As employers look for new ways to meet their workforce needs, the number of jobs held by teenagers in Southwest Minnesota continues to increase. Now filling just over 8,700 jobs in the region, data shows that workers between 14 and 18 years of age gained nearly 700 more jobs in the summer of 2015 compared to the prior year, an 8.4 percent jump. These teens now hold almost 5 percent of the total jobs in the region, up from 4.4 percent just five years earlier.
Two industries employ more than half of the 14- to 18-year-olds in the region: Accommodation and food services accounted for 28.7 percent and retail trade provided 27 percent of the jobs, combining for 4,863 jobs in the summer of 2015. That was a 10 percent increase compared to the previous summer, meaning those two industries accounted for 70 percent of job gains for 14- to 18-year-olds in the last year; and a 16 percent climb compared to the summer of 2010 (Figure 1).
The next two largest industries hiring 14- to 18-year-olds were health care and social assistance, which provided about 10 percent of jobs for teenagers; and public administration, which offered just under 9 percent of the jobs. While health care and social assistance hired nearly 80 additional 14- to 18-year-old workers over the past year, public administration employed about 20 fewer teenagers compared to 2014, but had 165 more teens than in the summer of 2010.
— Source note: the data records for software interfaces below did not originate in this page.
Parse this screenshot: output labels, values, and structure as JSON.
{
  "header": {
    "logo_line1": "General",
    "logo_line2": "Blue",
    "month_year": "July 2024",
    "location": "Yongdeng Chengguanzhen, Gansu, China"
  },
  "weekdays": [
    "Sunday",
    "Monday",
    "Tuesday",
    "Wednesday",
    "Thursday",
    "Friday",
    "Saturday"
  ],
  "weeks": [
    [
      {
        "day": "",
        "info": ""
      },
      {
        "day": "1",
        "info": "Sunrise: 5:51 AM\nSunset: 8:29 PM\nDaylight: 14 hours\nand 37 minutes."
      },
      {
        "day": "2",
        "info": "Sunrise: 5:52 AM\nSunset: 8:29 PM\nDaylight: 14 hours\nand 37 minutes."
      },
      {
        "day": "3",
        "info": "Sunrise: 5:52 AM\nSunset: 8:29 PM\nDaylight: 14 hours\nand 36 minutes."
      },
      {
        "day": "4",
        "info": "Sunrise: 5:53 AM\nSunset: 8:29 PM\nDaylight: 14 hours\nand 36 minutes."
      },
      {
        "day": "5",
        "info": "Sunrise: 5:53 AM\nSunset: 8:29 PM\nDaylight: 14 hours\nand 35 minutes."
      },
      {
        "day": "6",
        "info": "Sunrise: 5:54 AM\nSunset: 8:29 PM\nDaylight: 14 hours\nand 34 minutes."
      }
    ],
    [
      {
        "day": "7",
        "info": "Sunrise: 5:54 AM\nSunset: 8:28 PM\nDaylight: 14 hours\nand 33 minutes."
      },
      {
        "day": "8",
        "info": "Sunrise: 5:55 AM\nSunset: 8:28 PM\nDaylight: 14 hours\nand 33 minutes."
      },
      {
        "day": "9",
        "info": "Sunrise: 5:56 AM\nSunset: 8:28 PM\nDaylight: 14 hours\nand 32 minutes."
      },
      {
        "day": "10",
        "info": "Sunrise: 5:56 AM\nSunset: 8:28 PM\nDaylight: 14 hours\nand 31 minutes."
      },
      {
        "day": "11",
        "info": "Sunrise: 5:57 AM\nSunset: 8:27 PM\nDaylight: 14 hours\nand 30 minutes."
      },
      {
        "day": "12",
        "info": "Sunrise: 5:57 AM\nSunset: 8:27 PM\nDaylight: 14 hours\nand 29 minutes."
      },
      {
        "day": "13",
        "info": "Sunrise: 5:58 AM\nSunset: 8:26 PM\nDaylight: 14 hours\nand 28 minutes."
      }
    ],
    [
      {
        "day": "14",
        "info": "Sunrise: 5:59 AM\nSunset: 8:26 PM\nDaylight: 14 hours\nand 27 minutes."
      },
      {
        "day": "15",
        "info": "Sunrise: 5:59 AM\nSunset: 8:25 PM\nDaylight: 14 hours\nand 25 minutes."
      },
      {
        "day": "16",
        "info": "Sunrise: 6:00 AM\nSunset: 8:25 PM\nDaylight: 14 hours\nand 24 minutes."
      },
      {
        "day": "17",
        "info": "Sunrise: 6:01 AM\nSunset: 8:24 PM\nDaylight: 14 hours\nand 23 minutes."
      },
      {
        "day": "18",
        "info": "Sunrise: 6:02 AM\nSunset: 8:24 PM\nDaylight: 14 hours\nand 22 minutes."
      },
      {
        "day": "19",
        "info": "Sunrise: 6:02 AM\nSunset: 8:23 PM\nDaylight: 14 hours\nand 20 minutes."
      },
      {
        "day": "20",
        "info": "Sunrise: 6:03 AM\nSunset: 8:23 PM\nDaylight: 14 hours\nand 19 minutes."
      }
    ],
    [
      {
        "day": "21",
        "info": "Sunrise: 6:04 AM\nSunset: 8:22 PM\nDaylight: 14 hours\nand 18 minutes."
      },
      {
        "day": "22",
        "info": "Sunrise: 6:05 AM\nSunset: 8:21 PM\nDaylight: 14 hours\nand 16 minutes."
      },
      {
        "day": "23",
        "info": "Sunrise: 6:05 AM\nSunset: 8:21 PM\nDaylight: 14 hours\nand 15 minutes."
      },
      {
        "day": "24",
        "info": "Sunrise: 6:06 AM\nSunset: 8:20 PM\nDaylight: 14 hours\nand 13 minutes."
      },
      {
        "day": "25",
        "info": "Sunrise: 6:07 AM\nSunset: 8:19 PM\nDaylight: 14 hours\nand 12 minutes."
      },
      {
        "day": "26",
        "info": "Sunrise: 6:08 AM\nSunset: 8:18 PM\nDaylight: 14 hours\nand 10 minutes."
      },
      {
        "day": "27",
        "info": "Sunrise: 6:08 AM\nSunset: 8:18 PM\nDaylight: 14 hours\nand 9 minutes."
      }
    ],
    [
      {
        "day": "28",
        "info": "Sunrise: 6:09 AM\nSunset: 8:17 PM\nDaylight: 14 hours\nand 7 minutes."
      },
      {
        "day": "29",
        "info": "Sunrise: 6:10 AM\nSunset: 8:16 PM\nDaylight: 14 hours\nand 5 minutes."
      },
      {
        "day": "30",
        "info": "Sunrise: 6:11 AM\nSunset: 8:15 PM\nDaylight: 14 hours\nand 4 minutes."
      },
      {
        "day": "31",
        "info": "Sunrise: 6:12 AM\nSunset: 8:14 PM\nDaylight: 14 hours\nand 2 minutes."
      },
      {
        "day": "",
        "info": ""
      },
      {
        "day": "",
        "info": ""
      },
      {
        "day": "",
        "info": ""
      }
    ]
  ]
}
Because they employ three-fourths of workers in the youngest age group, teen job seekers may want to focus their job search in these four industries. Most restaurants, hotels, retail stores, nursing homes, and city governments have positions available and would welcome applications from teenagers looking for summertime employment or part-time work during the school year.
Contact Luke Greiner at 320-308-5378 or Mark Schultz.